Segment Start: TASK MATERIAL

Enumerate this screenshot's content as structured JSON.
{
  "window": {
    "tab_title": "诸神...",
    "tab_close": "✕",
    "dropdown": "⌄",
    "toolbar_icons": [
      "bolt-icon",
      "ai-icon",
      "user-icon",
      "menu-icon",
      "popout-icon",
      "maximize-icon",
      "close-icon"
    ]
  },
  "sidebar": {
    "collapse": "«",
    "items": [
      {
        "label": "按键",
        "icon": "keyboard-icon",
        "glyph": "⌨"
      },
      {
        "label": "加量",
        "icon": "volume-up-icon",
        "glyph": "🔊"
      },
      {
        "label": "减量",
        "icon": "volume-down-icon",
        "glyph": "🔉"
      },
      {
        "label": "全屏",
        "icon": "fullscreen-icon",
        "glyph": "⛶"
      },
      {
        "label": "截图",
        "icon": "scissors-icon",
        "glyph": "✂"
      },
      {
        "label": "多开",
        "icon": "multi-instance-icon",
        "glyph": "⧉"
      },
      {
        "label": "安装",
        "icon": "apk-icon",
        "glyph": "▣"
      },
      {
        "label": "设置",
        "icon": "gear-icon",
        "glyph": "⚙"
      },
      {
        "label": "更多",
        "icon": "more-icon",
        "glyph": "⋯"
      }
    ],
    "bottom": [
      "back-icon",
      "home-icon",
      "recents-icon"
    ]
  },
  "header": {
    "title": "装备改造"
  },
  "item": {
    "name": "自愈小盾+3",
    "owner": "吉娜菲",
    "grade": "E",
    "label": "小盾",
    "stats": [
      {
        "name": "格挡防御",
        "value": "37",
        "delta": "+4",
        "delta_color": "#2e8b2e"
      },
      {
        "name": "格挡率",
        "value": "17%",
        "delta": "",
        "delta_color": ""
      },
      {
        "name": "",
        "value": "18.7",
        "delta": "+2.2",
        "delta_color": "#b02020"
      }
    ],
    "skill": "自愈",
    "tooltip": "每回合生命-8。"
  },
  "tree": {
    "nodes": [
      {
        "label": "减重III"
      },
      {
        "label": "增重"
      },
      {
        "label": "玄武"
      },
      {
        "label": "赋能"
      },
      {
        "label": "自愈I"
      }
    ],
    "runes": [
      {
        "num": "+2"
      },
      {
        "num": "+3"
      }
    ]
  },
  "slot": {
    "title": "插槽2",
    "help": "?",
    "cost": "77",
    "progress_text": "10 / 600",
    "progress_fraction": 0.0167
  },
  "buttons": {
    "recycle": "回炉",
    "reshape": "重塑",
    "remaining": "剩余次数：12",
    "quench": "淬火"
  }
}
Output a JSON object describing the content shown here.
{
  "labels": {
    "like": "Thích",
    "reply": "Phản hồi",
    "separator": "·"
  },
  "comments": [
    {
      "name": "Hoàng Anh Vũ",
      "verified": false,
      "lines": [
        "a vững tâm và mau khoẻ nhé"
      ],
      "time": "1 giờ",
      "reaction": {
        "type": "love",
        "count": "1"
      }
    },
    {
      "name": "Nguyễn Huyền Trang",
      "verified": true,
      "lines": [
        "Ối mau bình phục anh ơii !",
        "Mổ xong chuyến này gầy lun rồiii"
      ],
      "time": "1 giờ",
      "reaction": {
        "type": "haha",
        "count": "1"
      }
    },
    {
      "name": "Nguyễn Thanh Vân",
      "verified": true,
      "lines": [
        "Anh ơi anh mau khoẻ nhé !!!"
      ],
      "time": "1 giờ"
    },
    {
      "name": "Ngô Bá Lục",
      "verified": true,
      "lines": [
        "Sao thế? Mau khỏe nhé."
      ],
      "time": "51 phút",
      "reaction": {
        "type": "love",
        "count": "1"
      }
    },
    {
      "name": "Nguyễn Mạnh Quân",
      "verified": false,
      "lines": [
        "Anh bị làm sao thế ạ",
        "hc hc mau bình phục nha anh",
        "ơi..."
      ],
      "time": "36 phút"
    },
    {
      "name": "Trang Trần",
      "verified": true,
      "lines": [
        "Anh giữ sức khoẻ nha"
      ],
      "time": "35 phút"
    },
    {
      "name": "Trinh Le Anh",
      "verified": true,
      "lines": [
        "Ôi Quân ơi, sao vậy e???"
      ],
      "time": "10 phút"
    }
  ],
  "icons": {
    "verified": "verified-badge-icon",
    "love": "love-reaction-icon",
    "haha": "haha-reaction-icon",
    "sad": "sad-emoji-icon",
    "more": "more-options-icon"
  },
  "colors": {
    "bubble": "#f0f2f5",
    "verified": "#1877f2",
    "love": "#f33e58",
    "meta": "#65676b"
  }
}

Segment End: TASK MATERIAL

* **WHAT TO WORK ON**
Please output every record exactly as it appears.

* **PROBLEM SOLUTION**
Enumerate this screenshot's content as structured JSON.
{
  "window": {
    "tab_title": "诸神...",
    "tab_close": "✕",
    "dropdown": "⌄",
    "toolbar_icons": [
      "bolt-icon",
      "ai-icon",
      "user-icon",
      "menu-icon",
      "popout-icon",
      "maximize-icon",
      "close-icon"
    ]
  },
  "sidebar": {
    "collapse": "«",
    "items": [
      {
        "label": "按键",
        "icon": "keyboard-icon",
        "glyph": "⌨"
      },
      {
        "label": "加量",
        "icon": "volume-up-icon",
        "glyph": "🔊"
      },
      {
        "label": "减量",
        "icon": "volume-down-icon",
        "glyph": "🔉"
      },
      {
        "label": "全屏",
        "icon": "fullscreen-icon",
        "glyph": "⛶"
      },
      {
        "label": "截图",
        "icon": "scissors-icon",
        "glyph": "✂"
      },
      {
        "label": "多开",
        "icon": "multi-instance-icon",
        "glyph": "⧉"
      },
      {
        "label": "安装",
        "icon": "apk-icon",
        "glyph": "▣"
      },
      {
        "label": "设置",
        "icon": "gear-icon",
        "glyph": "⚙"
      },
      {
        "label": "更多",
        "icon": "more-icon",
        "glyph": "⋯"
      }
    ],
    "bottom": [
      "back-icon",
      "home-icon",
      "recents-icon"
    ]
  },
  "header": {
    "title": "装备改造"
  },
  "item": {
    "name": "自愈小盾+3",
    "owner": "吉娜菲",
    "grade": "E",
    "label": "小盾",
    "stats": [
      {
        "name": "格挡防御",
        "value": "37",
        "delta": "+4",
        "delta_color": "#2e8b2e"
      },
      {
        "name": "格挡率",
        "value": "17%",
        "delta": "",
        "delta_color": ""
      },
      {
        "name": "",
        "value": "18.7",
        "delta": "+2.2",
        "delta_color": "#b02020"
      }
    ],
    "skill": "自愈",
    "tooltip": "每回合生命-8。"
  },
  "tree": {
    "nodes": [
      {
        "label": "减重III"
      },
      {
        "label": "增重"
      },
      {
        "label": "玄武"
      },
      {
        "label": "赋能"
      },
      {
        "label": "自愈I"
      }
    ],
    "runes": [
      {
        "num": "+2"
      },
      {
        "num": "+3"
      }
    ]
  },
  "slot": {
    "title": "插槽2",
    "help": "?",
    "cost": "77",
    "progress_text": "10 / 600",
    "progress_fraction": 0.0167
  },
  "buttons": {
    "recycle": "回炉",
    "reshape": "重塑",
    "remaining": "剩余次数：12",
    "quench": "淬火"
  }
}
Output a JSON object describing the content shown here.
{
  "labels": {
    "like": "Thích",
    "reply": "Phản hồi",
    "separator": "·"
  },
  "comments": [
    {
      "name": "Hoàng Anh Vũ",
      "verified": false,
      "lines": [
        "a vững tâm và mau khoẻ nhé"
      ],
      "time": "1 giờ",
      "reaction": {
        "type": "love",
        "count": "1"
      }
    },
    {
      "name": "Nguyễn Huyền Trang",
      "verified": true,
      "lines": [
        "Ối mau bình phục anh ơii !",
        "Mổ xong chuyến này gầy lun rồiii"
      ],
      "time": "1 giờ",
      "reaction": {
        "type": "haha",
        "count": "1"
      }
    },
    {
      "name": "Nguyễn Thanh Vân",
      "verified": true,
      "lines": [
        "Anh ơi anh mau khoẻ nhé !!!"
      ],
      "time": "1 giờ"
    },
    {
      "name": "Ngô Bá Lục",
      "verified": true,
      "lines": [
        "Sao thế? Mau khỏe nhé."
      ],
      "time": "51 phút",
      "reaction": {
        "type": "love",
        "count": "1"
      }
    },
    {
      "name": "Nguyễn Mạnh Quân",
      "verified": false,
      "lines": [
        "Anh bị làm sao thế ạ",
        "hc hc mau bình phục nha anh",
        "ơi..."
      ],
      "time": "36 phút"
    },
    {
      "name": "Trang Trần",
      "verified": true,
      "lines": [
        "Anh giữ sức khoẻ nha"
      ],
      "time": "35 phút"
    },
    {
      "name": "Trinh Le Anh",
      "verified": true,
      "lines": [
        "Ôi Quân ơi, sao vậy e???"
      ],
      "time": "10 phút"
    }
  ],
  "icons": {
    "verified": "verified-badge-icon",
    "love": "love-reaction-icon",
    "haha": "haha-reaction-icon",
    "sad": "sad-emoji-icon",
    "more": "more-options-icon"
  },
  "colors": {
    "bubble": "#f0f2f5",
    "verified": "#1877f2",
    "love": "#f33e58",
    "meta": "#65676b"
  }
}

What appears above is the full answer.